● **Exercise description**
Your task is to copy each line of the material that holds the word "Coupons".

____ Data for the task

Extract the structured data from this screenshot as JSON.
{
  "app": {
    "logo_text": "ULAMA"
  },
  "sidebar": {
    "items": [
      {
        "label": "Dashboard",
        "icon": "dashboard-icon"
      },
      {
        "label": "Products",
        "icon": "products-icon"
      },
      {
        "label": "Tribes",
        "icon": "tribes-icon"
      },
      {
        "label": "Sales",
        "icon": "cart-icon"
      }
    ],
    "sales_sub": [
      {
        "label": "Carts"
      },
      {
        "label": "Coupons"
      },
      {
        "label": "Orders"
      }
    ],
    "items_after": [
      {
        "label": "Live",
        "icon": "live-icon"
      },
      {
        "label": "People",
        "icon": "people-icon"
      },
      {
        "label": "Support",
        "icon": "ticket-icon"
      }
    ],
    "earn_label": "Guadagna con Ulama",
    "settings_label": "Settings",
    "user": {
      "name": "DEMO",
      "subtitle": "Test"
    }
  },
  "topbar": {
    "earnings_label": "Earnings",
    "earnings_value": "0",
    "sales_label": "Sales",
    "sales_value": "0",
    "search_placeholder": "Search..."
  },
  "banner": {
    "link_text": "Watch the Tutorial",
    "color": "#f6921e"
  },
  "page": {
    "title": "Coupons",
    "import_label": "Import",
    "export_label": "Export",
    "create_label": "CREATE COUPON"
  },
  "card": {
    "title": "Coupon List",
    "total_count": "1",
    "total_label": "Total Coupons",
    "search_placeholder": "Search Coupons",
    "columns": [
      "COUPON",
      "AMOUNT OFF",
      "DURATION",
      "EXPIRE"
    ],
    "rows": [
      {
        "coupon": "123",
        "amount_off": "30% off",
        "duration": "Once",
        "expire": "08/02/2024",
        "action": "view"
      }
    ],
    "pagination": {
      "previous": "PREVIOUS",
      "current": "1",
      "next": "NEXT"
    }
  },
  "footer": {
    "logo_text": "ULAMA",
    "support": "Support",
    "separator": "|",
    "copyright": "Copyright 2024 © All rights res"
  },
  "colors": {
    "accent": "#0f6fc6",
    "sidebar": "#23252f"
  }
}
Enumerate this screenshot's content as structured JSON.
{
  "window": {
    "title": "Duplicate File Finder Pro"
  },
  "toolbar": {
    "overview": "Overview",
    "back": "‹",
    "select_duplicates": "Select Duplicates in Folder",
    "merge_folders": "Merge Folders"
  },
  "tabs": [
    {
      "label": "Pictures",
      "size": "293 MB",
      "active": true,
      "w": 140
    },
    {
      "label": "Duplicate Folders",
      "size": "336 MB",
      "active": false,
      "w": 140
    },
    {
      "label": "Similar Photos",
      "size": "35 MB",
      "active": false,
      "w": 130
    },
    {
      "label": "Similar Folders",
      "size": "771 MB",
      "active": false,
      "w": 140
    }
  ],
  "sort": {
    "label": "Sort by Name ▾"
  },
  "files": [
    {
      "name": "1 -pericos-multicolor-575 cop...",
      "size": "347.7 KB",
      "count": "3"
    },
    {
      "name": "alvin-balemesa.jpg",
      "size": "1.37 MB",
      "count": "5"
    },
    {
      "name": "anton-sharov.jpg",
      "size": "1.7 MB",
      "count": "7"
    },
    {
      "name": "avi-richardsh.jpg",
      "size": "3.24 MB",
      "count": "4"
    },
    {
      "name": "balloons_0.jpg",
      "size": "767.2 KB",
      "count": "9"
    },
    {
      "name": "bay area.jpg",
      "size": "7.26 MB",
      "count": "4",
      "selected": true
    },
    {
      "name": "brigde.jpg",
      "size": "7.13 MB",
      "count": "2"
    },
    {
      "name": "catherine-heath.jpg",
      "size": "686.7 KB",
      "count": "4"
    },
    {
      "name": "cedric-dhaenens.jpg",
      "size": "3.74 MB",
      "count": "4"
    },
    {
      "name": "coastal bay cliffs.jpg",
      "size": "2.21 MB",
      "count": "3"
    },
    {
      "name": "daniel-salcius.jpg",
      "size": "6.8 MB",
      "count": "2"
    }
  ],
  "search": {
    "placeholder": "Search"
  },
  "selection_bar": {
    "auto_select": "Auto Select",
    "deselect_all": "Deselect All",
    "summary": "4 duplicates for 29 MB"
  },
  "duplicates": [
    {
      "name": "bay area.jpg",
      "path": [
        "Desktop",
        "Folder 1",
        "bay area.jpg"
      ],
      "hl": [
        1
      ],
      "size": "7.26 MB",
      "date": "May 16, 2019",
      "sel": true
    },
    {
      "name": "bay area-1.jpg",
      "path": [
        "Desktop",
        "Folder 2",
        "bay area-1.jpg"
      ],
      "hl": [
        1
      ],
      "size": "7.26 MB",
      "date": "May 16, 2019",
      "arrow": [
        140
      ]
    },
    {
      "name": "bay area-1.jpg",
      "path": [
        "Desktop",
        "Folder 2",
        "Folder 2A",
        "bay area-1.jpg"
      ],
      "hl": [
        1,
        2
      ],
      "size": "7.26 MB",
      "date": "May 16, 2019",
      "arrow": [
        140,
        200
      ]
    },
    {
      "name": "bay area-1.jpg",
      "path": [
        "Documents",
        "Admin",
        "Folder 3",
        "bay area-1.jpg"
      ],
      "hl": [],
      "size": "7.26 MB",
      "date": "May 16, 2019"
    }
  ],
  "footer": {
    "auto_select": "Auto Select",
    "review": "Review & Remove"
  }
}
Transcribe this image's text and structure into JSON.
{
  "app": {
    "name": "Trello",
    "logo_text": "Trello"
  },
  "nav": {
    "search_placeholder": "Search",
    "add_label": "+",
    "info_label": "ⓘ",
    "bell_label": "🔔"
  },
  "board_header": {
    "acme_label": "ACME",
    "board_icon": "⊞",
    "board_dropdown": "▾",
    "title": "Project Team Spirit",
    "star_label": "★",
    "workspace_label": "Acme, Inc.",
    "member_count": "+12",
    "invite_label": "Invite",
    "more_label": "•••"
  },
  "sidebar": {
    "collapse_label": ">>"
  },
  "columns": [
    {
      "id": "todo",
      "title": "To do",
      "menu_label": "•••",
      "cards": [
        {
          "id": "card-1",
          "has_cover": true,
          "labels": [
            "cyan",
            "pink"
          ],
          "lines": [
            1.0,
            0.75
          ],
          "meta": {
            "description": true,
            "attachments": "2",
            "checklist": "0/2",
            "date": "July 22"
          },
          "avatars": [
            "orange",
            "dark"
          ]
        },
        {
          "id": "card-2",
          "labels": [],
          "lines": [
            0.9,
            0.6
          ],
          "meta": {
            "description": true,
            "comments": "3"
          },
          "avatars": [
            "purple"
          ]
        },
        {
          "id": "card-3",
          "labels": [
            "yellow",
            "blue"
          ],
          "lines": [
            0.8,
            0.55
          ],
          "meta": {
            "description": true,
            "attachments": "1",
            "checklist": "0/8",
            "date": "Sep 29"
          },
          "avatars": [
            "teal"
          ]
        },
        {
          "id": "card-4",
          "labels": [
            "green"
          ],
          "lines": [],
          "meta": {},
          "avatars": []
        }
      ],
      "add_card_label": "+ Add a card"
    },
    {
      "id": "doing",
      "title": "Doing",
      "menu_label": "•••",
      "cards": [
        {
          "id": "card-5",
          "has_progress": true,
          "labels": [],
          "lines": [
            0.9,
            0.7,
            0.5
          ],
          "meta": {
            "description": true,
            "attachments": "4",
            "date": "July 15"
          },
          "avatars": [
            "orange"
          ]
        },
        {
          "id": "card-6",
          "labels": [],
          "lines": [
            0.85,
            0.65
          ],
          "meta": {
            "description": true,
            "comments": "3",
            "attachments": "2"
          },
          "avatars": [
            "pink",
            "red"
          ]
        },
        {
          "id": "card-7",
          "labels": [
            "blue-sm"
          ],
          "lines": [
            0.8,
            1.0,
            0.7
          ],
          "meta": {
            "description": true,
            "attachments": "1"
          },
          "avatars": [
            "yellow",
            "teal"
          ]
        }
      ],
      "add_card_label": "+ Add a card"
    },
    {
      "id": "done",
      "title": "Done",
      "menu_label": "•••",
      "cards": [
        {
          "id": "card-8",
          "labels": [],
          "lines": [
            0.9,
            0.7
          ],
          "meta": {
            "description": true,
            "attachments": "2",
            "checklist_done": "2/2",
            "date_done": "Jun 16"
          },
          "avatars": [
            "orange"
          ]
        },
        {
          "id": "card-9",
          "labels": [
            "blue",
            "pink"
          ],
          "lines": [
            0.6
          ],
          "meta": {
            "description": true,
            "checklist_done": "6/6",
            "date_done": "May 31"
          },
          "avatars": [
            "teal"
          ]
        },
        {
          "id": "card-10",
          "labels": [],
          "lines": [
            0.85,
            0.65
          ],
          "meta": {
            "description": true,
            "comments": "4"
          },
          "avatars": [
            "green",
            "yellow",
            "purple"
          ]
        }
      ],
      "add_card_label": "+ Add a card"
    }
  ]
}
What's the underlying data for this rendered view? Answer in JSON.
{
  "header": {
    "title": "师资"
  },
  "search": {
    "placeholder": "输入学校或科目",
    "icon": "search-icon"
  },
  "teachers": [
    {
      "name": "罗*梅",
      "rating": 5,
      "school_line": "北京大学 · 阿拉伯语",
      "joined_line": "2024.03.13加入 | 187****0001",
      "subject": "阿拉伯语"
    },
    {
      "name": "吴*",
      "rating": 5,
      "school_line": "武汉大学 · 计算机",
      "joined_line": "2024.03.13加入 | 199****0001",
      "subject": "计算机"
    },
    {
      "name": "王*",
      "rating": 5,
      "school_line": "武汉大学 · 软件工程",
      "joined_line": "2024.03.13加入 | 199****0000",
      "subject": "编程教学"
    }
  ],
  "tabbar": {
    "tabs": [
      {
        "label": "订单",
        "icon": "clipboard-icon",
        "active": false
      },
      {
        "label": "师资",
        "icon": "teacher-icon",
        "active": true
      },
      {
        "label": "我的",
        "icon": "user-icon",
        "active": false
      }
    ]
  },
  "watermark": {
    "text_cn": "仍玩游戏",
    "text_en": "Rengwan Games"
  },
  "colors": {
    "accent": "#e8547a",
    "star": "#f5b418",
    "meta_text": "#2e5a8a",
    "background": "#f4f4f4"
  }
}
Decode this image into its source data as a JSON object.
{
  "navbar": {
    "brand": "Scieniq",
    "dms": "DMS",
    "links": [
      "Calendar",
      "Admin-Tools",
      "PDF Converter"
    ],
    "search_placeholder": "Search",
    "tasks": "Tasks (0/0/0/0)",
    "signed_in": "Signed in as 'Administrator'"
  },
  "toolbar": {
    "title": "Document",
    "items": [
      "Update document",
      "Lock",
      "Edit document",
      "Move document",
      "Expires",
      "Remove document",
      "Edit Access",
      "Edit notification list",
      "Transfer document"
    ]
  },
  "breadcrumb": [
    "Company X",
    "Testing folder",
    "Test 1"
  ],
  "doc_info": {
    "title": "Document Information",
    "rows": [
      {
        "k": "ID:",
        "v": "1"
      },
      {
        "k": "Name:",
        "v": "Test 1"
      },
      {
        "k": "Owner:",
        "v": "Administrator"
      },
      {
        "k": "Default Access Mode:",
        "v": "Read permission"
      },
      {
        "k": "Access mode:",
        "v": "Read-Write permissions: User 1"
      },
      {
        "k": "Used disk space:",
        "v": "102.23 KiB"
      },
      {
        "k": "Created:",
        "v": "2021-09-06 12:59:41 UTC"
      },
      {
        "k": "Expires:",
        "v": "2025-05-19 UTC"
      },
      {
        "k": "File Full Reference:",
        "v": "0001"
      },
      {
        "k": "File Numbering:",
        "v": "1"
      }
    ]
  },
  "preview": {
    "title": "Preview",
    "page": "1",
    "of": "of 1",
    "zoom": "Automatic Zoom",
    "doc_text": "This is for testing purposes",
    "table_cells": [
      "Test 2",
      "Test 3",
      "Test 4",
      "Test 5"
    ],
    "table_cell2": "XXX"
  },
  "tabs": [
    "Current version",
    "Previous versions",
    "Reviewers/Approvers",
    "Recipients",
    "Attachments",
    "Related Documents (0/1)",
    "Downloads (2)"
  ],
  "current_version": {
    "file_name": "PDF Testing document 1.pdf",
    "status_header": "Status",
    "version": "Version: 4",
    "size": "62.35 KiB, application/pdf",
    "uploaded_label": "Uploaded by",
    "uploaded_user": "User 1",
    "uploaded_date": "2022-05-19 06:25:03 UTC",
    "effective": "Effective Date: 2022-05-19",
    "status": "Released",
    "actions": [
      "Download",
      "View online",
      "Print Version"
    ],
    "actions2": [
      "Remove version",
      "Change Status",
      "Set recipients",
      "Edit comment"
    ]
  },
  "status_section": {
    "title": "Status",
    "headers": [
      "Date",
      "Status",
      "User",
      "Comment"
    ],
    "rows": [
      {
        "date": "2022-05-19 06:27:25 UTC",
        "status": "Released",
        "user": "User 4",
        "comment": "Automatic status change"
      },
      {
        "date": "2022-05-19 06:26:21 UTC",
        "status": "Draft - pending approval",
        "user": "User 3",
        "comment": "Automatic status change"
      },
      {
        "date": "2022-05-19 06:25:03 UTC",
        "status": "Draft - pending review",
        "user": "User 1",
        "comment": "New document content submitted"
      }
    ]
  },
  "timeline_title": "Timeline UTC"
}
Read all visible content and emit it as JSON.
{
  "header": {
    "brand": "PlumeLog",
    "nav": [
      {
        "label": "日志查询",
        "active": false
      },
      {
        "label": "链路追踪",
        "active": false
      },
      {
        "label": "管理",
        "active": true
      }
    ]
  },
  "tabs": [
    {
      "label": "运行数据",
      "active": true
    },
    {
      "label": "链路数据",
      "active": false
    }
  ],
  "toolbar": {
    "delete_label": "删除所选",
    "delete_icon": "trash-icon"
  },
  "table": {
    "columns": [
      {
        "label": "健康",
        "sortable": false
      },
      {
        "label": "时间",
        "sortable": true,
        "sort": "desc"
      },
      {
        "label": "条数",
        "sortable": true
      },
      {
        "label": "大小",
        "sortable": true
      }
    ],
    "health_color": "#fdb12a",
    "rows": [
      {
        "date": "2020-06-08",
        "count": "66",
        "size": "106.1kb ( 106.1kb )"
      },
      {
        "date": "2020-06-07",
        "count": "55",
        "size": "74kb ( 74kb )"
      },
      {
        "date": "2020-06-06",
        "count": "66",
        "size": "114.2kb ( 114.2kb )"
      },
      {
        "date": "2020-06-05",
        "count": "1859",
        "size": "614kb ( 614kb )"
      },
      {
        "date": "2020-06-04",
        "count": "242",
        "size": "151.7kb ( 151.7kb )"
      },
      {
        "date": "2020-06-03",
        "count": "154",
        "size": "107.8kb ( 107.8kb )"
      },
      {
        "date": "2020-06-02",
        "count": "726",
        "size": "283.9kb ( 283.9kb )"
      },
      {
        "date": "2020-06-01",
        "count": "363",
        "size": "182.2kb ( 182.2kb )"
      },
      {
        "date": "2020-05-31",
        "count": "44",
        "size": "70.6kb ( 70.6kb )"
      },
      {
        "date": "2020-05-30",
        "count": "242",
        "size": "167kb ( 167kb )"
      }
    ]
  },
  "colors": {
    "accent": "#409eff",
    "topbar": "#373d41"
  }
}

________

● **Exercise response**
        "label": "Coupons"
    "title": "Coupons",
    "total_label": "Total Coupons",
    "search_placeholder": "Search Coupons",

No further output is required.